Make sure all presenters are interactive and engaging. Go see them in person and if that is not possible, watch several YouTube videos. Get referrals from other event managers and extensively interview all presenters.
Technology Related Comments
The Wi-Fi was patchy…
…I thought the Wi-Fi sucked.
Nothing brings an attendee back to their hotel room or office faster than bad bandwidth. They might not complain to you; they will just disappear.
Go over the requirements needed for your meeting with the event venue IT staff. Be sure you understand how your speakers and exhibitors will be using the Wi-Fi. If you don’t know for sure how much Wi-Fi you need, use an online tool that will provide an estimate of bandwidth needed for your meeting.
In addition, you may wish to use Wi-Fi hotspot rentals if the venue’s access points are too weak to give off a good signal or if there are Wi-Fi dead zones.
I was confused about where to go…
…The signage could have been better.
In a large convention space in a strange city, attendees can get frustrated and confused quickly.

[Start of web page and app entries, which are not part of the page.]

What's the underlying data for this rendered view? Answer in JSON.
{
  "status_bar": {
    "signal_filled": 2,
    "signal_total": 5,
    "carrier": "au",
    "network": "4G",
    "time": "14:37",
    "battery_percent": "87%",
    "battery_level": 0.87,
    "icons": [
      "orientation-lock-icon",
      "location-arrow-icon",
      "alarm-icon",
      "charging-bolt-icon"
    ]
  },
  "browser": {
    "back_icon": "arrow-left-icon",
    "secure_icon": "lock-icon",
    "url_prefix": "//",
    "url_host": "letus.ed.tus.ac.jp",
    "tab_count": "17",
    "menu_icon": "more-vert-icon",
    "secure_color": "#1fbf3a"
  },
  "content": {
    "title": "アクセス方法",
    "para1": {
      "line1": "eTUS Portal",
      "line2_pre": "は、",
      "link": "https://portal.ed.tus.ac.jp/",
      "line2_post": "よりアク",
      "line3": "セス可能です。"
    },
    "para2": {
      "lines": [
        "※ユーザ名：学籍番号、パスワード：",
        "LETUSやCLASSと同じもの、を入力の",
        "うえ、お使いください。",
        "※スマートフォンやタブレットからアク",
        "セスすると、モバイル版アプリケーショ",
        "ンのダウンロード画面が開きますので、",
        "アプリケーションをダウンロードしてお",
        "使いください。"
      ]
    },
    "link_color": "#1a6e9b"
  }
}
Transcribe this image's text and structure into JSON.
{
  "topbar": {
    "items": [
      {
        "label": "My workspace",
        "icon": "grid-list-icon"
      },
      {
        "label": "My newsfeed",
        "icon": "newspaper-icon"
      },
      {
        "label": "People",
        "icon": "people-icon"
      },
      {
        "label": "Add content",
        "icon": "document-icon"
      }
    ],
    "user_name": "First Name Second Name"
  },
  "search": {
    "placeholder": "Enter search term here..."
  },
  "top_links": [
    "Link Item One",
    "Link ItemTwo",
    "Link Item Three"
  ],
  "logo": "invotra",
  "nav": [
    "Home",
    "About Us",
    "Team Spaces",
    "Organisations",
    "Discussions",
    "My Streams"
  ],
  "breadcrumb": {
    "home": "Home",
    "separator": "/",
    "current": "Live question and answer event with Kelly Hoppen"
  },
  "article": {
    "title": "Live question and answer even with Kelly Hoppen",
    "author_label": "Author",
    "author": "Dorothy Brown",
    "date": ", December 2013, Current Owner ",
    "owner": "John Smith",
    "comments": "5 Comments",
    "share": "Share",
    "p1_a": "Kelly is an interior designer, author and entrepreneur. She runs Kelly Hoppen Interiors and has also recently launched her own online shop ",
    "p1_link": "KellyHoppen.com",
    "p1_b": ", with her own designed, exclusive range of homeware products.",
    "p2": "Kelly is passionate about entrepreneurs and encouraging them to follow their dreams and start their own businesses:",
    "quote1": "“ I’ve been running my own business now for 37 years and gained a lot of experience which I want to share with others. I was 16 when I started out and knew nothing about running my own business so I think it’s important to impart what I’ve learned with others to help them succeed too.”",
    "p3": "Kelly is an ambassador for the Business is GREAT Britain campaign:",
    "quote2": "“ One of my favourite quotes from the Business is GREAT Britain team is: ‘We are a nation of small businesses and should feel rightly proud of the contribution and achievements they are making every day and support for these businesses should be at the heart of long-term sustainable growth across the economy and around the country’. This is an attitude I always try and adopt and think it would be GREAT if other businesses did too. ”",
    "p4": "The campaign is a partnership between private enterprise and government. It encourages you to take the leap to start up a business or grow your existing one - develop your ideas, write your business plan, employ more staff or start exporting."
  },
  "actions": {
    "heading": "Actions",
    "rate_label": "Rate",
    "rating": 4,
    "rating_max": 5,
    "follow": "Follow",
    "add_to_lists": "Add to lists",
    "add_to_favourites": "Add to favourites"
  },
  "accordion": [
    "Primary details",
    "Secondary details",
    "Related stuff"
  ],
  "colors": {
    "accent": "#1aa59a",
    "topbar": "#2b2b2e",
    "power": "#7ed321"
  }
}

In addition, if there is not adequate signage outside the door, they may not be sure they are going into the right session.
All of this can be solved with strategically placed digital signage around the venue.

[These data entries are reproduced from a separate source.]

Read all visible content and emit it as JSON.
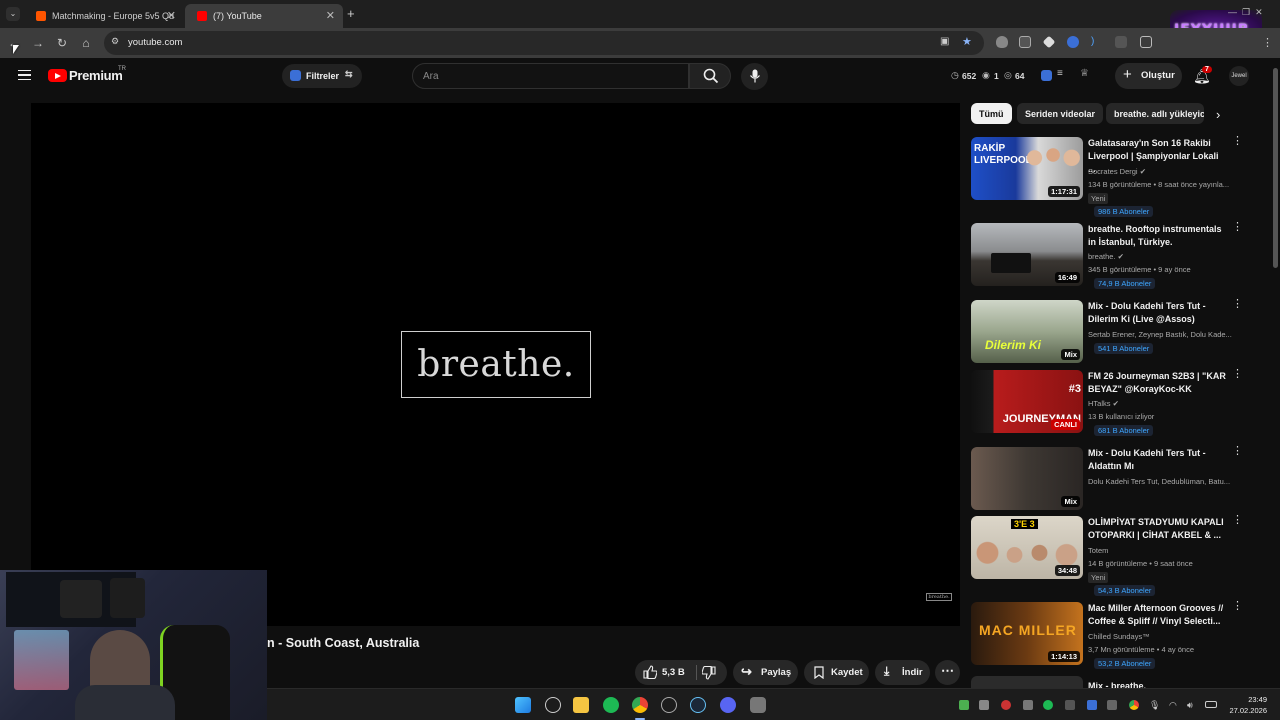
{
  "browser": {
    "tabs": [
      {
        "label": "Matchmaking - Europe 5v5 Qu",
        "active": false
      },
      {
        "label": "(7) YouTube",
        "active": true
      }
    ],
    "url": "youtube.com",
    "overlay_logo": "JEYYUUB"
  },
  "header": {
    "brand": "Premium",
    "country": "TR",
    "filter_label": "Filtreler",
    "search_placeholder": "Ara",
    "stats": {
      "time": "652",
      "eye": "1",
      "views": "64"
    },
    "create_label": "Oluştur",
    "notifications": "7",
    "avatar_text": "Jewel"
  },
  "player": {
    "center_brand": "breathe.",
    "watermark": "breathe.",
    "title": "n - South Coast, Australia",
    "actions": {
      "likes": "5,3 B",
      "share": "Paylaş",
      "save": "Kaydet",
      "download": "İndir"
    }
  },
  "chips": [
    "Tümü",
    "Seriden videolar",
    "breathe. adlı yükleyic"
  ],
  "sidebar_videos": [
    {
      "title": "Galatasaray'ın Son 16 Rakibi Liverpool | Şampiyonlar Lokali ...",
      "channel": "Socrates Dergi",
      "verified": true,
      "meta": "134 B görüntüleme • 8 saat önce yayınla...",
      "badge": "Yeni",
      "subs": "986 B Aboneler",
      "duration": "1:17:31",
      "thumb_text": "RAKİP LIVERPOOL"
    },
    {
      "title": "breathe. Rooftop instrumentals in İstanbul, Türkiye.",
      "channel": "breathe.",
      "verified": true,
      "meta": "345 B görüntüleme • 9 ay önce",
      "badge": "",
      "subs": "74,9 B Aboneler",
      "duration": "16:49",
      "thumb_text": ""
    },
    {
      "title": "Mix - Dolu Kadehi Ters Tut - Dilerim Ki (Live @Assos)",
      "channel": "Sertab Erener, Zeynep Bastık, Dolu Kade...",
      "verified": false,
      "meta": "",
      "badge": "",
      "subs": "541 B Aboneler",
      "duration": "Mix",
      "thumb_text": "Dilerim Ki"
    },
    {
      "title": "FM 26 Journeyman S2B3 | \"KAR BEYAZ\" @KorayKoc-KK",
      "channel": "HTalks",
      "verified": true,
      "meta": "13 B kullanıcı izliyor",
      "badge": "",
      "subs": "681 B Aboneler",
      "duration": "CANLI",
      "thumb_text": "#3 JOURNEYMAN"
    },
    {
      "title": "Mix - Dolu Kadehi Ters Tut - Aldattın Mı",
      "channel": "Dolu Kadehi Ters Tut, Dedublüman, Batu...",
      "verified": false,
      "meta": "",
      "badge": "",
      "subs": "",
      "duration": "Mix",
      "thumb_text": ""
    },
    {
      "title": "OLİMPİYAT STADYUMU KAPALI OTOPARKI | CİHAT AKBEL & ...",
      "channel": "Totem",
      "verified": false,
      "meta": "14 B görüntüleme • 9 saat önce",
      "badge": "Yeni",
      "subs": "54,3 B Aboneler",
      "duration": "34:48",
      "thumb_text": "3'E 3"
    },
    {
      "title": "Mac Miller Afternoon Grooves // Coffee & Spliff // Vinyl Selecti...",
      "channel": "Chilled Sundays™",
      "verified": false,
      "meta": "3,7 Mn görüntüleme • 4 ay önce",
      "badge": "",
      "subs": "53,2 B Aboneler",
      "duration": "1:14:13",
      "thumb_text": "MAC MILLER"
    },
    {
      "title": "Mix - breathe.",
      "channel": "",
      "verified": false,
      "meta": "",
      "badge": "",
      "subs": "",
      "duration": "",
      "thumb_text": ""
    }
  ],
  "taskbar": {
    "time": "23:49",
    "date": "27.02.2026"
  },
  "colors": {
    "accent": "#ff0000",
    "subs_link": "#3ea6ff",
    "bg": "#0f0f0f"
  }
}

The app wasn’t working…
…I didn’t understand how to use it.
You went paperless for a lot of reasons and loaded everything on a mobile app. However, if the attendees don’t find the app useful and easy to use, they won’t use it at all. In addition, some attendees may feel uncomfortable with technology and even if you provide iPad rentals for them, they may not know how to navigate the hardware or the app.
Test your app before purchasing it. Get together a focus group of technology challenged attendees and ask them to test it for a few hours or days. You may wish to test a few apps at a time and choose the best app for your conference.
Hartford Technology Rental is Here to Help
We can put some of the best and most creative minds in the business to work on your event and come up with great solutions. Give one of our technical sales representatives a call at 888-520-5667 or contact us online to learn more about ways we can help!